What you will do ::
Copy out the data below. Leave nothing out and alter nothing.
:: Dataset extract ::
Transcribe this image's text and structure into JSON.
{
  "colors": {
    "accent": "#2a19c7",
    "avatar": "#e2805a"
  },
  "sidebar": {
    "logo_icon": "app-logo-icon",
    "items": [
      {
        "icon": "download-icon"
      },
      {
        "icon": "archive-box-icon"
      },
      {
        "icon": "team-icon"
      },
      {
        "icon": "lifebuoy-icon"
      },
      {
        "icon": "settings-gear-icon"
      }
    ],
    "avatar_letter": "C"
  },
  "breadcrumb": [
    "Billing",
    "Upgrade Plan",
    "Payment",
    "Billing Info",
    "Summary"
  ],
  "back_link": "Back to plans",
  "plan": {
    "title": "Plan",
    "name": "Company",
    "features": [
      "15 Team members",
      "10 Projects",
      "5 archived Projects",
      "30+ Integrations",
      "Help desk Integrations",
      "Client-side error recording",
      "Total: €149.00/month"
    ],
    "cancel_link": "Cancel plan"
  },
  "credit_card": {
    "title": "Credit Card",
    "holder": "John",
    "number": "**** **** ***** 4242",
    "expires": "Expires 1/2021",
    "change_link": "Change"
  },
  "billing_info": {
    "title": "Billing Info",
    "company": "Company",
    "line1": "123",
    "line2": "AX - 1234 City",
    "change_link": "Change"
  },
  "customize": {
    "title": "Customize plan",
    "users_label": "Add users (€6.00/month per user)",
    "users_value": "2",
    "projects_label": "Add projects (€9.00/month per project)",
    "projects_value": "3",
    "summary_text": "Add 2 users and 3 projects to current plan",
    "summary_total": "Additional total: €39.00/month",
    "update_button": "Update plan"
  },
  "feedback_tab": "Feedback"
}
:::
Task solution ::
Transcribe this image's text and structure into JSON.
{
  "colors": {
    "accent": "#2a19c7",
    "avatar": "#e2805a"
  },
  "sidebar": {
    "logo_icon": "app-logo-icon",
    "items": [
      {
        "icon": "download-icon"
      },
      {
        "icon": "archive-box-icon"
      },
      {
        "icon": "team-icon"
      },
      {
        "icon": "lifebuoy-icon"
      },
      {
        "icon": "settings-gear-icon"
      }
    ],
    "avatar_letter": "C"
  },
  "breadcrumb": [
    "Billing",
    "Upgrade Plan",
    "Payment",
    "Billing Info",
    "Summary"
  ],
  "back_link": "Back to plans",
  "plan": {
    "title": "Plan",
    "name": "Company",
    "features": [
      "15 Team members",
      "10 Projects",
      "5 archived Projects",
      "30+ Integrations",
      "Help desk Integrations",
      "Client-side error recording",
      "Total: €149.00/month"
    ],
    "cancel_link": "Cancel plan"
  },
  "credit_card": {
    "title": "Credit Card",
    "holder": "John",
    "number": "**** **** ***** 4242",
    "expires": "Expires 1/2021",
    "change_link": "Change"
  },
  "billing_info": {
    "title": "Billing Info",
    "company": "Company",
    "line1": "123",
    "line2": "AX - 1234 City",
    "change_link": "Change"
  },
  "customize": {
    "title": "Customize plan",
    "users_label": "Add users (€6.00/month per user)",
    "users_value": "2",
    "projects_label": "Add projects (€9.00/month per project)",
    "projects_value": "3",
    "summary_text": "Add 2 users and 3 projects to current plan",
    "summary_total": "Additional total: €39.00/month",
    "update_button": "Update plan"
  },
  "feedback_tab": "Feedback"
}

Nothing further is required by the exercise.